(Data about app and page elements)
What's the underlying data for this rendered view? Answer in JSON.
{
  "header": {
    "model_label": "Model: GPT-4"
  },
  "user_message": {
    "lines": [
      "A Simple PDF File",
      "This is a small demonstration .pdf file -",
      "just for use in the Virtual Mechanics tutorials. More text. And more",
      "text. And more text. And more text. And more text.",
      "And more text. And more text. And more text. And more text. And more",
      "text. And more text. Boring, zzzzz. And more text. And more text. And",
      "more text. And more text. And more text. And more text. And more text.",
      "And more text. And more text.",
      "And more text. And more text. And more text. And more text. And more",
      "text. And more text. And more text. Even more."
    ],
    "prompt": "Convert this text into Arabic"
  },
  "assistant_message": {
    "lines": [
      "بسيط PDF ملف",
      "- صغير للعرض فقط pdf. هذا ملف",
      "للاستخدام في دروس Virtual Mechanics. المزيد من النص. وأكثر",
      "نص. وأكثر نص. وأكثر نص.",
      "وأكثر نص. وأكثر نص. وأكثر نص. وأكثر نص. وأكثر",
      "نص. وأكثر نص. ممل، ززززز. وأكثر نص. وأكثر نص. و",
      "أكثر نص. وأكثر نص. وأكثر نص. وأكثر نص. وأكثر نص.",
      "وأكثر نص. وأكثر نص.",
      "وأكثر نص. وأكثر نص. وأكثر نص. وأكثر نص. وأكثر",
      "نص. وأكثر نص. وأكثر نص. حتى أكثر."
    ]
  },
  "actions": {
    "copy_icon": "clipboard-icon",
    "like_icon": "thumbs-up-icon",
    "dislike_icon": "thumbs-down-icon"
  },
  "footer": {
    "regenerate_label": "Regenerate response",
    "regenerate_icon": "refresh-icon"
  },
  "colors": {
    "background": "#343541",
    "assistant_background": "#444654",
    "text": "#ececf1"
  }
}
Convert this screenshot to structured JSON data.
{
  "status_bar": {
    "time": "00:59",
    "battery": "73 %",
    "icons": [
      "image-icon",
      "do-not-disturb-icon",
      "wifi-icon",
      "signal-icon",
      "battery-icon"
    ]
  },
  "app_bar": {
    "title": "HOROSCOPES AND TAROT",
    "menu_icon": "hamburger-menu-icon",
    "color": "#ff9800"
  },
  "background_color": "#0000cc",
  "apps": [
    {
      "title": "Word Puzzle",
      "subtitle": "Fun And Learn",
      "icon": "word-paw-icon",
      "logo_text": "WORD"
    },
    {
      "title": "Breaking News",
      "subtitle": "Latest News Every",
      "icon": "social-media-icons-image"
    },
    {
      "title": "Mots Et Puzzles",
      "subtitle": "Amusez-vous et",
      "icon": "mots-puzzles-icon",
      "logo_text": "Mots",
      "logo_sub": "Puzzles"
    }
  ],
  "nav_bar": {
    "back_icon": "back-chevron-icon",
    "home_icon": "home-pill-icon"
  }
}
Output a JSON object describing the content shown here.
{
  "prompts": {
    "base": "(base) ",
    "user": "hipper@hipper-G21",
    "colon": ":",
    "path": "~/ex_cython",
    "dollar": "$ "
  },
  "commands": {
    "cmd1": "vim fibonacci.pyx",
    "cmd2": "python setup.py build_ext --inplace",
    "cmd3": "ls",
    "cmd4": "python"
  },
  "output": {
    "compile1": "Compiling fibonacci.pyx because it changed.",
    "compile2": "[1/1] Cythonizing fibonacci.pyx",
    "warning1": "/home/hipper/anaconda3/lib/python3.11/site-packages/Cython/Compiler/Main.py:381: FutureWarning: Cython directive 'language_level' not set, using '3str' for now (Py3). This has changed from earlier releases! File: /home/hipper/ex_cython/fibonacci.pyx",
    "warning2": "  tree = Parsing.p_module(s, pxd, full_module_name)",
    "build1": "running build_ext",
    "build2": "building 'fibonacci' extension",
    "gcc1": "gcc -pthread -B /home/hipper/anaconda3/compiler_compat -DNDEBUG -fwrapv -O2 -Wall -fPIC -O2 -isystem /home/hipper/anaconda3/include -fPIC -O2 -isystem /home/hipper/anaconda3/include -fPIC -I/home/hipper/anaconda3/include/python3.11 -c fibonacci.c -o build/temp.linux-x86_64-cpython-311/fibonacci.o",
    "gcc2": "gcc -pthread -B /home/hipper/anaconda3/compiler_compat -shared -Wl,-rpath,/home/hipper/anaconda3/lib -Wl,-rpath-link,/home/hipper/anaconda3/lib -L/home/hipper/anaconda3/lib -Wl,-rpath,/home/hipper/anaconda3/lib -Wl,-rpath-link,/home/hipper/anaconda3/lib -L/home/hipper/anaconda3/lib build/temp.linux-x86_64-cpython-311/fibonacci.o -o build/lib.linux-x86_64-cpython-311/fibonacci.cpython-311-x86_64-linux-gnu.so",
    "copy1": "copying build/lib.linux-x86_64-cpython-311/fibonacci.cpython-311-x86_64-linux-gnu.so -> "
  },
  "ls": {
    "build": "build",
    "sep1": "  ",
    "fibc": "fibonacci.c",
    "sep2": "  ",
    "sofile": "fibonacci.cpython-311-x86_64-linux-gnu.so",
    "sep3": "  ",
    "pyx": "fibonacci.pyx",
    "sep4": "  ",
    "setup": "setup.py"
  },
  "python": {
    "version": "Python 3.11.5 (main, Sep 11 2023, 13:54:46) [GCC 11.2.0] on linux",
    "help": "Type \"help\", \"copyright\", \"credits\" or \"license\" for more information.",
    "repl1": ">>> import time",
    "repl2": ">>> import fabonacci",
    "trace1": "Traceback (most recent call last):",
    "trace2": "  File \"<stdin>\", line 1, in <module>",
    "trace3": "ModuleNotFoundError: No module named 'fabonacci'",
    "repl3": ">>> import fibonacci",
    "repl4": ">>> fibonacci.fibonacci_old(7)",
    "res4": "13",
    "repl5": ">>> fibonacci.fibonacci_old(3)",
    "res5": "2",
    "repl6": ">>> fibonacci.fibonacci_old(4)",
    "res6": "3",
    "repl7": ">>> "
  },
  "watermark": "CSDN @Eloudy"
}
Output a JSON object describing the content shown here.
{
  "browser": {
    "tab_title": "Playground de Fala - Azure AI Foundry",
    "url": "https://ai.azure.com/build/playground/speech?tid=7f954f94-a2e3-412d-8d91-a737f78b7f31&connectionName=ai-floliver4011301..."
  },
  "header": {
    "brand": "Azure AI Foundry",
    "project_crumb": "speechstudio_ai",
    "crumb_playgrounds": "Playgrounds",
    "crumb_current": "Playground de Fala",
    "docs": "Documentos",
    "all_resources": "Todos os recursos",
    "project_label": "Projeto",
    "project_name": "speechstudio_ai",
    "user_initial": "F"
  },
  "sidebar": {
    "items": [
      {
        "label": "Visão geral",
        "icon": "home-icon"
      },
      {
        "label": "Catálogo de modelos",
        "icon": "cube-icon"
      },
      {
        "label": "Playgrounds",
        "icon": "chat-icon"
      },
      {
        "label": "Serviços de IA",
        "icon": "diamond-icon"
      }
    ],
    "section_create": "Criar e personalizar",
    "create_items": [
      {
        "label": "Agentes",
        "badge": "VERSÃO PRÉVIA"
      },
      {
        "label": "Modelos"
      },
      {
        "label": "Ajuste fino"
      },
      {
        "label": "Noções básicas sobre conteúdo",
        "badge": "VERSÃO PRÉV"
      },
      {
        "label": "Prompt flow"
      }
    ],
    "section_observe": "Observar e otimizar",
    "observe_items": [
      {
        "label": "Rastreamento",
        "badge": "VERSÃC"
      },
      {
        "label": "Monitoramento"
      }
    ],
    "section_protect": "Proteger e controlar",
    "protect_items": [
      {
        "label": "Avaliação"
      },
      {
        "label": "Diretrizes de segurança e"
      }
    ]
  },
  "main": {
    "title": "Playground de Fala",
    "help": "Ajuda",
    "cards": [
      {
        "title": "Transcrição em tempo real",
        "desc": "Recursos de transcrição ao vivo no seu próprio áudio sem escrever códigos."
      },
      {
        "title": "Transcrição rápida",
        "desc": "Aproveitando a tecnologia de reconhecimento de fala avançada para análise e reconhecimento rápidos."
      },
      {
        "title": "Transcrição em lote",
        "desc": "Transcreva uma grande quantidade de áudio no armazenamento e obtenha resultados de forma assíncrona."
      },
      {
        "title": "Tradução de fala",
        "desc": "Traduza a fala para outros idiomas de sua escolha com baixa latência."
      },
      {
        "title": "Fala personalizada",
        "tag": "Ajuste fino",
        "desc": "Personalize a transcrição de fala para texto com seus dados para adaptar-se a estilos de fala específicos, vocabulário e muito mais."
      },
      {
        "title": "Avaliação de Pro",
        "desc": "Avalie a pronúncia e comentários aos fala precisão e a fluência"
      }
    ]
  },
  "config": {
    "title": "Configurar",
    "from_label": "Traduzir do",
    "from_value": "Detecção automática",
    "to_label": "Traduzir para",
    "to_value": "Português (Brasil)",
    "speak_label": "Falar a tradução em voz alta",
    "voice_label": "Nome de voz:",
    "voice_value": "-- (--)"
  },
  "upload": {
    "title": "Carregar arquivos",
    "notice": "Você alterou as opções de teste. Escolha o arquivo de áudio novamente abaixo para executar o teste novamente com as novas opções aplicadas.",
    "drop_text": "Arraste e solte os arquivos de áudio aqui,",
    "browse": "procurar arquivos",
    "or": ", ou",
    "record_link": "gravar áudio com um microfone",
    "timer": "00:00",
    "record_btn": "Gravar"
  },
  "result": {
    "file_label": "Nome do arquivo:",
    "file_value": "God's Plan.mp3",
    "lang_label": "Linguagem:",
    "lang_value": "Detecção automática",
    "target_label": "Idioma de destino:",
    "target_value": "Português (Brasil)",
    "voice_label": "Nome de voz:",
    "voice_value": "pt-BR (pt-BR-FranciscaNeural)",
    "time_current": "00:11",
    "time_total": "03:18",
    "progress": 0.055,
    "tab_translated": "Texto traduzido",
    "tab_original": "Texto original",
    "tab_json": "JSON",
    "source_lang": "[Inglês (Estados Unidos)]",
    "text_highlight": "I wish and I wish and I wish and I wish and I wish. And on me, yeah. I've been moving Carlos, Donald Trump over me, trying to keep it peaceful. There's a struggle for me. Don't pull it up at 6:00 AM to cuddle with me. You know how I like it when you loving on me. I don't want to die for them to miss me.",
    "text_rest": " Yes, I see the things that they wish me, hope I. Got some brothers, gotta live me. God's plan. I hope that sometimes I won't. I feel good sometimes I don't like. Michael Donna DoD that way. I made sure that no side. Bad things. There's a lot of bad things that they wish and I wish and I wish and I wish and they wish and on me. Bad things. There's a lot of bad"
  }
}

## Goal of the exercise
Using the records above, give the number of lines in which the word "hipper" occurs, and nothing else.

## Reply
4